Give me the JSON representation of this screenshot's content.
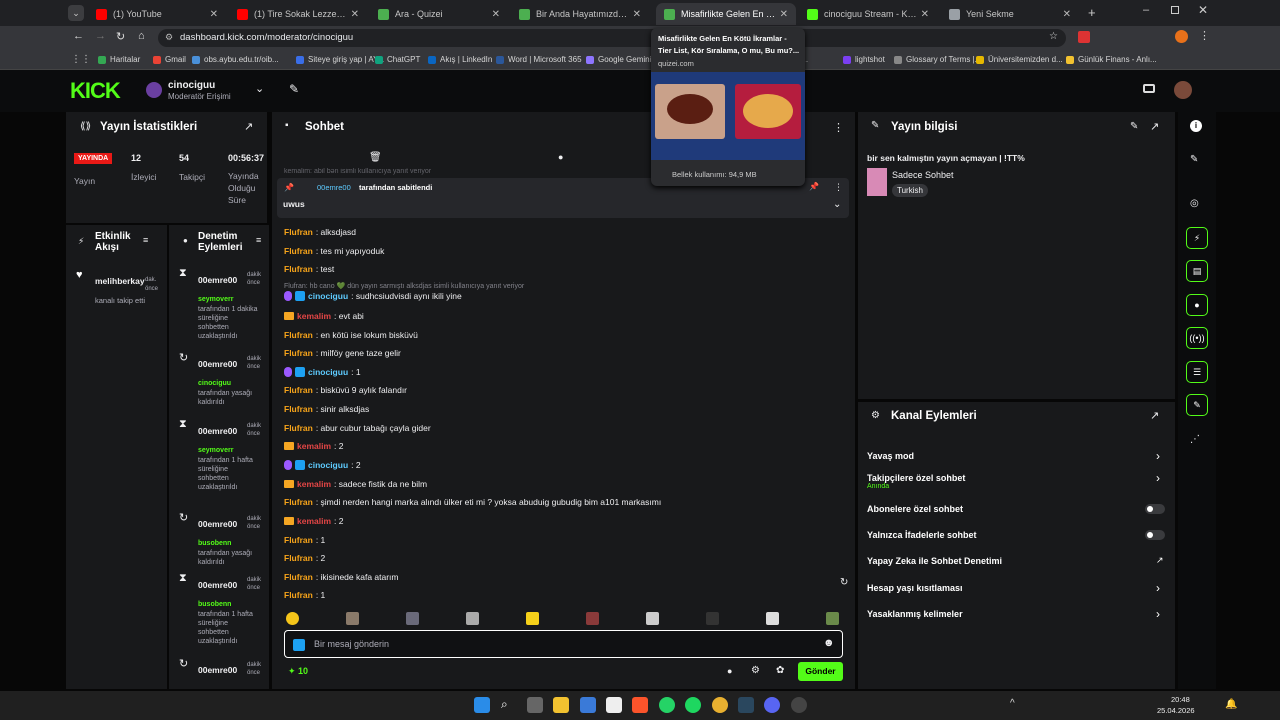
{
  "browser": {
    "tabs": [
      {
        "title": "(1) YouTube",
        "color": "#ff0000"
      },
      {
        "title": "(1) Tire Sokak Lezzetleri | Vlog",
        "color": "#ff0000"
      },
      {
        "title": "Ara - Quizei",
        "color": "#4caf50"
      },
      {
        "title": "Bir Anda Hayatımızdan Çıkan A",
        "color": "#4caf50"
      },
      {
        "title": "Misafirlikte Gelen En Kötü İkram",
        "color": "#4caf50",
        "active": true
      },
      {
        "title": "cinociguu Stream - Kick Dashb",
        "color": "#53fc18"
      },
      {
        "title": "Yeni Sekme",
        "color": "#9aa0a6"
      }
    ],
    "url": "dashboard.kick.com/moderator/cinociguu",
    "bookmarks": [
      "Haritalar",
      "Gmail",
      "obs.aybu.edu.tr/oib...",
      "Siteye giriş yap | AY...",
      "ChatGPT",
      "Akış | LinkedIn",
      "Word | Microsoft 365",
      "Google Gemini",
      "To...",
      "lightshot",
      "Glossary of Terms |...",
      "Üniversitemizden d...",
      "Günlük Finans - Anlı..."
    ],
    "tooltip": {
      "title": "Misafirlikte Gelen En Kötü İkramlar - Tier List, Kör Sıralama, O mu, Bu mu?...",
      "domain": "quizei.com",
      "memory": "Bellek kullanımı: 94,9 MB"
    }
  },
  "header": {
    "logo": "KICK",
    "channel": "cinociguu",
    "role": "Moderatör Erişimi"
  },
  "stats": {
    "title": "Yayın İstatistikleri",
    "live": "YAYINDA",
    "live_label": "Yayın",
    "viewers": "12",
    "viewers_label": "İzleyici",
    "followers": "54",
    "followers_label": "Takipçi",
    "duration": "00:56:37",
    "duration_label": "Yayında Olduğu Süre"
  },
  "activity": {
    "title": "Etkinlik Akışı",
    "user": "melihberkay",
    "suffix": "dak. önce",
    "text": "kanalı takip etti"
  },
  "modlog": {
    "title": "Denetim Eylemleri",
    "entries": [
      {
        "user": "00emre00",
        "time": "dakika önce",
        "actor": "seymoverr",
        "desc": "tarafından 1 dakika süreliğine sohbetten uzaklaştırıldı"
      },
      {
        "user": "00emre00",
        "time": "dakika önce",
        "actor": "cinociguu",
        "desc": "tarafından yasağı kaldırıldı"
      },
      {
        "user": "00emre00",
        "time": "dakika önce",
        "actor": "seymoverr",
        "desc": "tarafından 1 hafta süreliğine sohbetten uzaklaştırıldı"
      },
      {
        "user": "00emre00",
        "time": "dakika önce",
        "actor": "busobenn",
        "desc": "tarafından yasağı kaldırıldı"
      },
      {
        "user": "00emre00",
        "time": "dakika önce",
        "actor": "busobenn",
        "desc": "tarafından 1 hafta süreliğine sohbetten uzaklaştırıldı"
      },
      {
        "user": "00emre00",
        "time": "dakika önce",
        "actor": "",
        "desc": ""
      }
    ]
  },
  "chat": {
    "title": "Sohbet",
    "pinned_by": "00emre00",
    "pinned_suffix": "tarafından sabitlendi",
    "pinned_text": "uwus",
    "faded_top": "kemalim: abil bən isimli kullanıcıya yanıt veriyor",
    "reply_hint": "Flufran: hb cano 💚 dün yayın sarmıştı alksdjas isimli kullanıcıya yanıt veriyor",
    "messages": [
      {
        "user": "Flufran",
        "cls": "uo",
        "badge": "",
        "text": "alksdjasd"
      },
      {
        "user": "Flufran",
        "cls": "uo",
        "badge": "",
        "text": "tes mi yapıyoduk"
      },
      {
        "user": "Flufran",
        "cls": "uo",
        "badge": "",
        "text": "test"
      },
      {
        "user": "cinociguu",
        "cls": "ub",
        "badge": "mk",
        "text": "sudhcsiudvisdi aynı ikili yine"
      },
      {
        "user": "kemalim",
        "cls": "ur",
        "badge": "c",
        "text": "evt abi"
      },
      {
        "user": "Flufran",
        "cls": "uo",
        "badge": "",
        "text": "en kötü ise lokum bisküvü"
      },
      {
        "user": "Flufran",
        "cls": "uo",
        "badge": "",
        "text": "milföy gene taze gelir"
      },
      {
        "user": "cinociguu",
        "cls": "ub",
        "badge": "mk",
        "text": "1"
      },
      {
        "user": "Flufran",
        "cls": "uo",
        "badge": "",
        "text": "bisküvü 9 aylık falandır"
      },
      {
        "user": "Flufran",
        "cls": "uo",
        "badge": "",
        "text": "sinir alksdjas"
      },
      {
        "user": "Flufran",
        "cls": "uo",
        "badge": "",
        "text": "abur cubur tabağı çayla gider"
      },
      {
        "user": "kemalim",
        "cls": "ur",
        "badge": "c",
        "text": "2"
      },
      {
        "user": "cinociguu",
        "cls": "ub",
        "badge": "mk",
        "text": "2"
      },
      {
        "user": "kemalim",
        "cls": "ur",
        "badge": "c",
        "text": "sadece fistik da ne bilm"
      },
      {
        "user": "Flufran",
        "cls": "uo",
        "badge": "",
        "text": "şimdi nerden hangi marka alındı ülker eti mi ? yoksa abuduig gubudig bim a101 markasımı"
      },
      {
        "user": "kemalim",
        "cls": "ur",
        "badge": "c",
        "text": "2"
      },
      {
        "user": "Flufran",
        "cls": "uo",
        "badge": "",
        "text": "1"
      },
      {
        "user": "Flufran",
        "cls": "uo",
        "badge": "",
        "text": "2"
      },
      {
        "user": "Flufran",
        "cls": "uo",
        "badge": "",
        "text": "ikisinede kafa atarım"
      },
      {
        "user": "Flufran",
        "cls": "uo",
        "badge": "",
        "text": "1"
      }
    ],
    "input_placeholder": "Bir mesaj gönderin",
    "points": "10",
    "send": "Gönder"
  },
  "info": {
    "title": "Yayın bilgisi",
    "stream_title": "bir sen kalmıştın yayın açmayan | !TT%",
    "category": "Sadece Sohbet",
    "language": "Turkish"
  },
  "actions": {
    "title": "Kanal Eylemleri",
    "items": [
      {
        "label": "Yavaş mod",
        "kind": "chev"
      },
      {
        "label": "Takipçilere özel sohbet",
        "sub": "Anında",
        "kind": "chev"
      },
      {
        "label": "Abonelere özel sohbet",
        "kind": "toggle"
      },
      {
        "label": "Yalnızca İfadelerle sohbet",
        "kind": "toggle"
      },
      {
        "label": "Yapay Zeka ile Sohbet Denetimi",
        "kind": "ext"
      },
      {
        "label": "Hesap yaşı kısıtlaması",
        "kind": "chev"
      },
      {
        "label": "Yasaklanmış kelimeler",
        "kind": "chev"
      }
    ]
  },
  "taskbar": {
    "time": "20:48",
    "date": "25.04.2026"
  }
}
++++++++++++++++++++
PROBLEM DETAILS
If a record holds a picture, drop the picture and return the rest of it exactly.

ANSWER BOX
Give me the JSON representation of this screenshot's content.
{
  "browser": {
    "tabs": [
      {
        "title": "(1) YouTube",
        "color": "#ff0000"
      },
      {
        "title": "(1) Tire Sokak Lezzetleri | Vlog",
        "color": "#ff0000"
      },
      {
        "title": "Ara - Quizei",
        "color": "#4caf50"
      },
      {
        "title": "Bir Anda Hayatımızdan Çıkan A",
        "color": "#4caf50"
      },
      {
        "title": "Misafirlikte Gelen En Kötü İkram",
        "color": "#4caf50",
        "active": true
      },
      {
        "title": "cinociguu Stream - Kick Dashb",
        "color": "#53fc18"
      },
      {
        "title": "Yeni Sekme",
        "color": "#9aa0a6"
      }
    ],
    "url": "dashboard.kick.com/moderator/cinociguu",
    "bookmarks": [
      "Haritalar",
      "Gmail",
      "obs.aybu.edu.tr/oib...",
      "Siteye giriş yap | AY...",
      "ChatGPT",
      "Akış | LinkedIn",
      "Word | Microsoft 365",
      "Google Gemini",
      "To...",
      "lightshot",
      "Glossary of Terms |...",
      "Üniversitemizden d...",
      "Günlük Finans - Anlı..."
    ],
    "tooltip": {
      "title": "Misafirlikte Gelen En Kötü İkramlar - Tier List, Kör Sıralama, O mu, Bu mu?...",
      "domain": "quizei.com",
      "memory": "Bellek kullanımı: 94,9 MB"
    }
  },
  "header": {
    "logo": "KICK",
    "channel": "cinociguu",
    "role": "Moderatör Erişimi"
  },
  "stats": {
    "title": "Yayın İstatistikleri",
    "live": "YAYINDA",
    "live_label": "Yayın",
    "viewers": "12",
    "viewers_label": "İzleyici",
    "followers": "54",
    "followers_label": "Takipçi",
    "duration": "00:56:37",
    "duration_label": "Yayında Olduğu Süre"
  },
  "activity": {
    "title": "Etkinlik Akışı",
    "user": "melihberkay",
    "suffix": "dak. önce",
    "text": "kanalı takip etti"
  },
  "modlog": {
    "title": "Denetim Eylemleri",
    "entries": [
      {
        "user": "00emre00",
        "time": "dakika önce",
        "actor": "seymoverr",
        "desc": "tarafından 1 dakika süreliğine sohbetten uzaklaştırıldı"
      },
      {
        "user": "00emre00",
        "time": "dakika önce",
        "actor": "cinociguu",
        "desc": "tarafından yasağı kaldırıldı"
      },
      {
        "user": "00emre00",
        "time": "dakika önce",
        "actor": "seymoverr",
        "desc": "tarafından 1 hafta süreliğine sohbetten uzaklaştırıldı"
      },
      {
        "user": "00emre00",
        "time": "dakika önce",
        "actor": "busobenn",
        "desc": "tarafından yasağı kaldırıldı"
      },
      {
        "user": "00emre00",
        "time": "dakika önce",
        "actor": "busobenn",
        "desc": "tarafından 1 hafta süreliğine sohbetten uzaklaştırıldı"
      },
      {
        "user": "00emre00",
        "time": "dakika önce",
        "actor": "",
        "desc": ""
      }
    ]
  },
  "chat": {
    "title": "Sohbet",
    "pinned_by": "00emre00",
    "pinned_suffix": "tarafından sabitlendi",
    "pinned_text": "uwus",
    "faded_top": "kemalim: abil bən isimli kullanıcıya yanıt veriyor",
    "reply_hint": "Flufran: hb cano 💚 dün yayın sarmıştı alksdjas isimli kullanıcıya yanıt veriyor",
    "messages": [
      {
        "user": "Flufran",
        "cls": "uo",
        "badge": "",
        "text": "alksdjasd"
      },
      {
        "user": "Flufran",
        "cls": "uo",
        "badge": "",
        "text": "tes mi yapıyoduk"
      },
      {
        "user": "Flufran",
        "cls": "uo",
        "badge": "",
        "text": "test"
      },
      {
        "user": "cinociguu",
        "cls": "ub",
        "badge": "mk",
        "text": "sudhcsiudvisdi aynı ikili yine"
      },
      {
        "user": "kemalim",
        "cls": "ur",
        "badge": "c",
        "text": "evt abi"
      },
      {
        "user": "Flufran",
        "cls": "uo",
        "badge": "",
        "text": "en kötü ise lokum bisküvü"
      },
      {
        "user": "Flufran",
        "cls": "uo",
        "badge": "",
        "text": "milföy gene taze gelir"
      },
      {
        "user": "cinociguu",
        "cls": "ub",
        "badge": "mk",
        "text": "1"
      },
      {
        "user": "Flufran",
        "cls": "uo",
        "badge": "",
        "text": "bisküvü 9 aylık falandır"
      },
      {
        "user": "Flufran",
        "cls": "uo",
        "badge": "",
        "text": "sinir alksdjas"
      },
      {
        "user": "Flufran",
        "cls": "uo",
        "badge": "",
        "text": "abur cubur tabağı çayla gider"
      },
      {
        "user": "kemalim",
        "cls": "ur",
        "badge": "c",
        "text": "2"
      },
      {
        "user": "cinociguu",
        "cls": "ub",
        "badge": "mk",
        "text": "2"
      },
      {
        "user": "kemalim",
        "cls": "ur",
        "badge": "c",
        "text": "sadece fistik da ne bilm"
      },
      {
        "user": "Flufran",
        "cls": "uo",
        "badge": "",
        "text": "şimdi nerden hangi marka alındı ülker eti mi ? yoksa abuduig gubudig bim a101 markasımı"
      },
      {
        "user": "kemalim",
        "cls": "ur",
        "badge": "c",
        "text": "2"
      },
      {
        "user": "Flufran",
        "cls": "uo",
        "badge": "",
        "text": "1"
      },
      {
        "user": "Flufran",
        "cls": "uo",
        "badge": "",
        "text": "2"
      },
      {
        "user": "Flufran",
        "cls": "uo",
        "badge": "",
        "text": "ikisinede kafa atarım"
      },
      {
        "user": "Flufran",
        "cls": "uo",
        "badge": "",
        "text": "1"
      }
    ],
    "input_placeholder": "Bir mesaj gönderin",
    "points": "10",
    "send": "Gönder"
  },
  "info": {
    "title": "Yayın bilgisi",
    "stream_title": "bir sen kalmıştın yayın açmayan | !TT%",
    "category": "Sadece Sohbet",
    "language": "Turkish"
  },
  "actions": {
    "title": "Kanal Eylemleri",
    "items": [
      {
        "label": "Yavaş mod",
        "kind": "chev"
      },
      {
        "label": "Takipçilere özel sohbet",
        "sub": "Anında",
        "kind": "chev"
      },
      {
        "label": "Abonelere özel sohbet",
        "kind": "toggle"
      },
      {
        "label": "Yalnızca İfadelerle sohbet",
        "kind": "toggle"
      },
      {
        "label": "Yapay Zeka ile Sohbet Denetimi",
        "kind": "ext"
      },
      {
        "label": "Hesap yaşı kısıtlaması",
        "kind": "chev"
      },
      {
        "label": "Yasaklanmış kelimeler",
        "kind": "chev"
      }
    ]
  },
  "taskbar": {
    "time": "20:48",
    "date": "25.04.2026"
  }
}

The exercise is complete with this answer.